In:

1x Negate
1x Path to Exile
1x Dispel
1x Spellskite
1x Kitchen Finks
1x Timely Reinforcements

Out:

2x Chandra, Torch of Defiance
2x Tamiyo, Field Researcher
2x Geist of Saint Traft

Tron:

GR and GW Tron is a great matchup as they have always suffered against fast zoo decks due to their lack of early board presence, counterspells or consistent removal. Consequently, you don’t gain a lot of sideboard cards because the matchup is already extremely favorable. The key really is not going too overboard with sideboarding.

In:

1x Gaddock Teeg
1x Negate

Out:

2x Grim Lavamancer

Jeskai/ Grixis Control:

A rough matchup especially against Jeskai since they have life-gain stapled onto a removal spell in the form of Lightning Helix. Fortunately, these control decks have shied away from any real counter magic outside of Cryptic Command in the mainboard, meaning that you can burn them out consistently. Geist of Saint Traft, Thalia, Heretic Cathar and your planeswalkers are your best threats in the match.
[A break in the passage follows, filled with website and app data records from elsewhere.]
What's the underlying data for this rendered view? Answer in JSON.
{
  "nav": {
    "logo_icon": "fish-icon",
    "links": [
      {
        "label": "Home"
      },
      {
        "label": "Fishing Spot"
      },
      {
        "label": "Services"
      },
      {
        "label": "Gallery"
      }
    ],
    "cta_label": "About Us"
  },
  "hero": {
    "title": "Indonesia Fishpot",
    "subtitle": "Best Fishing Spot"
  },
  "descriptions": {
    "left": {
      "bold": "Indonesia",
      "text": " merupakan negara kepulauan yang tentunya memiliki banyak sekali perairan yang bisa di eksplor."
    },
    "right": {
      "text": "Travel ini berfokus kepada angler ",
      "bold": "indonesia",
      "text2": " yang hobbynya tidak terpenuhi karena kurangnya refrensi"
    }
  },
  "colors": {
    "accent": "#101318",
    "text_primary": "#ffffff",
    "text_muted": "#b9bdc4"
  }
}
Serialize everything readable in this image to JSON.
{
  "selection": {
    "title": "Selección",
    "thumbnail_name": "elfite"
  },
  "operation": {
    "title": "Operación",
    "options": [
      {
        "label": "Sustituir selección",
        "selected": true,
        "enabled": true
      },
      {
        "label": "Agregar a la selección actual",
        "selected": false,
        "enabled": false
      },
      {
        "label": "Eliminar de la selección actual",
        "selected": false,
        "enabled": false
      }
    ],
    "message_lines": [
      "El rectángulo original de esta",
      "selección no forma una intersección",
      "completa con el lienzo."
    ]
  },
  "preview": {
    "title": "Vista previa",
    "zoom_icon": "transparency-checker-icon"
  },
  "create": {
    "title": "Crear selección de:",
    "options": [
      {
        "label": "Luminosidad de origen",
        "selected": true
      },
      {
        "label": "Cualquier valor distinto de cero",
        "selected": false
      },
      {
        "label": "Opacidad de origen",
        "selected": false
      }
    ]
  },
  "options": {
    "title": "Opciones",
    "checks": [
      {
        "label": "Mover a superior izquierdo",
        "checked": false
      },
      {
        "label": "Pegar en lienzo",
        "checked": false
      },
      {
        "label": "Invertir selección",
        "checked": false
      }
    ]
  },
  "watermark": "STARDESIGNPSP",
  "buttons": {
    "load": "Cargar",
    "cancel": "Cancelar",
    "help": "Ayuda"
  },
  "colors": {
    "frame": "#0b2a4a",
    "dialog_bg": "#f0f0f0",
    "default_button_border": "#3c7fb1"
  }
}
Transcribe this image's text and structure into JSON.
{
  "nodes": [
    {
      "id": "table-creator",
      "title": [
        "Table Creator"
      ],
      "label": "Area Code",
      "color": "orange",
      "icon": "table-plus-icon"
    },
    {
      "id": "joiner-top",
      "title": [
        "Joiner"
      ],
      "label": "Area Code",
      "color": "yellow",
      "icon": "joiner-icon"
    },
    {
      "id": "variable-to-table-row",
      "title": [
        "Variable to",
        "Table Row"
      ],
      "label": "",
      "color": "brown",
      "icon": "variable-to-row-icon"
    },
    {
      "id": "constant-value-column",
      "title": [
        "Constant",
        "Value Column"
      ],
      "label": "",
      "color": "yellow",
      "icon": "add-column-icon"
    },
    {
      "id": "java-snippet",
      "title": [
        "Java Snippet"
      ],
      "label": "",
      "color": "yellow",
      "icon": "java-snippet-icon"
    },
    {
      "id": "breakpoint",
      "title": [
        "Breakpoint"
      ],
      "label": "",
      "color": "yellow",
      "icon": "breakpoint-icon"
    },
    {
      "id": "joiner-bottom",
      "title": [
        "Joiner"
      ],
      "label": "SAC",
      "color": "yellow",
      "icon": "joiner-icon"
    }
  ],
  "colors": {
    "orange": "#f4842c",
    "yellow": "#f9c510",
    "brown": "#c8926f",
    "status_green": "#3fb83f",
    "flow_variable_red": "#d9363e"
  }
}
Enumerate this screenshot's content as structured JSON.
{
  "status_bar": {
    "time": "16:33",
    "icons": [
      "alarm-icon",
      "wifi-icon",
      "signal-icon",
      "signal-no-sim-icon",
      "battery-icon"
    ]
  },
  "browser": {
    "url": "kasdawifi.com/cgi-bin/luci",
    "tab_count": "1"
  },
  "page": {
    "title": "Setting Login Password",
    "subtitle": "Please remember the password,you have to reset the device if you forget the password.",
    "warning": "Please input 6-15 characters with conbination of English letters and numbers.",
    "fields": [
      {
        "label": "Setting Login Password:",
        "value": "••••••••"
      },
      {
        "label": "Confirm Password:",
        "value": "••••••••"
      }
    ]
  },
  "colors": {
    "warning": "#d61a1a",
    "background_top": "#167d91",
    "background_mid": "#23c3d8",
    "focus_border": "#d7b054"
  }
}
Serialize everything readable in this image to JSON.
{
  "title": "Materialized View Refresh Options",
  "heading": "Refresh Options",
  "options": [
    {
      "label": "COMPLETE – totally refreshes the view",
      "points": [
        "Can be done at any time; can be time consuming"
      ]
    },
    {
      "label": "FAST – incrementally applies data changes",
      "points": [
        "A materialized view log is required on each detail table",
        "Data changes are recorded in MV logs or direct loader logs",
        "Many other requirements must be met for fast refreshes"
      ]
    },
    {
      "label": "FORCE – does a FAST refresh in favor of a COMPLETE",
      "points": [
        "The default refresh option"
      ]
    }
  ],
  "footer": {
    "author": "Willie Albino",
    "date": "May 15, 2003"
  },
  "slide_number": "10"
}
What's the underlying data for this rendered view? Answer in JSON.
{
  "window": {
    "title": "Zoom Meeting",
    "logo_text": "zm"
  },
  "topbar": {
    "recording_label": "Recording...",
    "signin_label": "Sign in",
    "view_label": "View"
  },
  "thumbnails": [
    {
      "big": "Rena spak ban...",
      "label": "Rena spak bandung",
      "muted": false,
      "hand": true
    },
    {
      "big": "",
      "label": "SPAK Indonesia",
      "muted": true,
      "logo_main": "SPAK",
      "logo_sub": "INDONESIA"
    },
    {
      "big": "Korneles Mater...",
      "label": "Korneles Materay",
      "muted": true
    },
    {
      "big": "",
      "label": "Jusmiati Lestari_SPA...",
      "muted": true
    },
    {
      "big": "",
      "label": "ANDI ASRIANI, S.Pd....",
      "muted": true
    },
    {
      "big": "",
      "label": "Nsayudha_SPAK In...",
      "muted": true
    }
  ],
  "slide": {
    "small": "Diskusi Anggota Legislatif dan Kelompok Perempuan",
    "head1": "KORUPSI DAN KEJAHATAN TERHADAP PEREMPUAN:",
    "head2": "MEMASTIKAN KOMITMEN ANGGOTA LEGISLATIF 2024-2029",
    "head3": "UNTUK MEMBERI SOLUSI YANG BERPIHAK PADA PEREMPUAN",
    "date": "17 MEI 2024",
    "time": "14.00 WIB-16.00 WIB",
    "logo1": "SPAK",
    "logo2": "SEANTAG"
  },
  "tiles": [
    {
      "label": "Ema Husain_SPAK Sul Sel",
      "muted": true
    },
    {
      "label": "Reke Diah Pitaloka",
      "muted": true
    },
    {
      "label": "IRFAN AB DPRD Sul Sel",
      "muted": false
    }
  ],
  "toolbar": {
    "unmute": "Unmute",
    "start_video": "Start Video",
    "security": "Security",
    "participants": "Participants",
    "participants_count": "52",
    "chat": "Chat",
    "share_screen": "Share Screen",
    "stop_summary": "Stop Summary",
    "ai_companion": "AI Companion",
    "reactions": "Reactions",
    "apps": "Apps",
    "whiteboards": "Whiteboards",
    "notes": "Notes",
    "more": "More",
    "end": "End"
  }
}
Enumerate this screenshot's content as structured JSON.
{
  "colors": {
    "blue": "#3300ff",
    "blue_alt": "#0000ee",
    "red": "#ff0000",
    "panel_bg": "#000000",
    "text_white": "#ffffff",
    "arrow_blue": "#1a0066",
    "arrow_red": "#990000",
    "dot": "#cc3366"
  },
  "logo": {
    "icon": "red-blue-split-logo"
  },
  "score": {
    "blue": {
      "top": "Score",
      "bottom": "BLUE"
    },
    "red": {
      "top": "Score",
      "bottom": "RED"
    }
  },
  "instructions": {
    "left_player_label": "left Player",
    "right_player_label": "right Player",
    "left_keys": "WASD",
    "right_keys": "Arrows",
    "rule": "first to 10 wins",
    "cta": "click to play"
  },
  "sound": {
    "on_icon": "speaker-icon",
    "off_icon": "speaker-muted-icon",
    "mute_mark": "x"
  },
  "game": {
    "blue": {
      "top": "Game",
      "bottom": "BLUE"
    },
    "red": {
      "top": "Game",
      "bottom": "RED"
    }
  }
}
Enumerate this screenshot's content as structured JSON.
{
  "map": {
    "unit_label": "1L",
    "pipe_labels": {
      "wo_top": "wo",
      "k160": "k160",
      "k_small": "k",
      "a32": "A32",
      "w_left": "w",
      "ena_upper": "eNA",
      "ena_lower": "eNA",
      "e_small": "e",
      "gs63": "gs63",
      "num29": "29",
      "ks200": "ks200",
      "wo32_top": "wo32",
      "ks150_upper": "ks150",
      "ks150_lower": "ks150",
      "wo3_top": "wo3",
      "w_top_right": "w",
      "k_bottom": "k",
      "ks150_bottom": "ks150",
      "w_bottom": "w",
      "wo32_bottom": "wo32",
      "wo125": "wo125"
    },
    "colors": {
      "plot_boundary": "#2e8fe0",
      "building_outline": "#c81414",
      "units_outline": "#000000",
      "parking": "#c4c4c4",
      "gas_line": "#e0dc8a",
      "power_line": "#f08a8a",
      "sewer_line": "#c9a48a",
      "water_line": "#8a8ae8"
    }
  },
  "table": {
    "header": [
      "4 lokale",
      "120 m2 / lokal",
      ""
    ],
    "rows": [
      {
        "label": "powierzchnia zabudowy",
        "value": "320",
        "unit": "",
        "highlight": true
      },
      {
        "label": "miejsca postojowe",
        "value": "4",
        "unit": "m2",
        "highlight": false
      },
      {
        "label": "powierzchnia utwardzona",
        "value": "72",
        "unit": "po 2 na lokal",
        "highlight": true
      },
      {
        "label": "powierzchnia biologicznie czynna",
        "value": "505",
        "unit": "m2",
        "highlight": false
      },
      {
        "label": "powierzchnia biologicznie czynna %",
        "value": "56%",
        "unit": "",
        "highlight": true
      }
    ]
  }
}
Postboard you can become an aggro-control deck with cheap counterspells to back up your powerful threats.

In:

1x Negate
1x Gaddock Teeg
1x Dispel
1x Spellskite
1x Unified Will
1x Kitchen Finks
Out:

2x Qasali Pridemage
3x Path to Exile
1x Lightning Helix

Bant Eldrazi:

The matchup assessment is extremely dependent on their draw – a turn 2 Thought-Knot Seer off an Eldrazi Temple is very difficult to beat. Fortunately, the deck’s slower draws are extremely beatable. Path to Exile and Tribal Flames can remove their key threats and the sideboard doesn’t really offer much. In this match, your planeswalkers can do some serious work in leveling the playing field (or in this case battlefield).

In:

1x Path to Exile
1x Kitchen Finks

Out:

2x Geist of Saint Traft

GR Titan/ Titan Shift:

Similar to Affinity, Burn, Infect and Zooicide, this match is a pure race since both decks really won’t interact with each other at all, which favors you because your kill is usually a turn or two faster. Access to counterspells postboard makes your match up a lot better.

In:

1x Negate
1x Gaddock Teeg
2x Unified Will

Out:

2x Qasali Pridemage
1x Path to Exile
1x Grim Lavamancer

Lantern Control:

It’s somehow fitting to leave Lantern Control for last because it’s the strangest deck in Modern by a country mile. That being said, if they stumble early on finding their lock pieces (especially Ensnaring Bridge) the game is a walk in the park. Postboard, you get a lot of cheap artifact destruction and counterspells for their lock pieces.

In:

1x Engineering Explosives
2x Natural State
1x Ancient Grudge
1x Unified Will

Out:

2x Lightning Helix
3x Path to Exile


About the Author

Abdullah Elhawary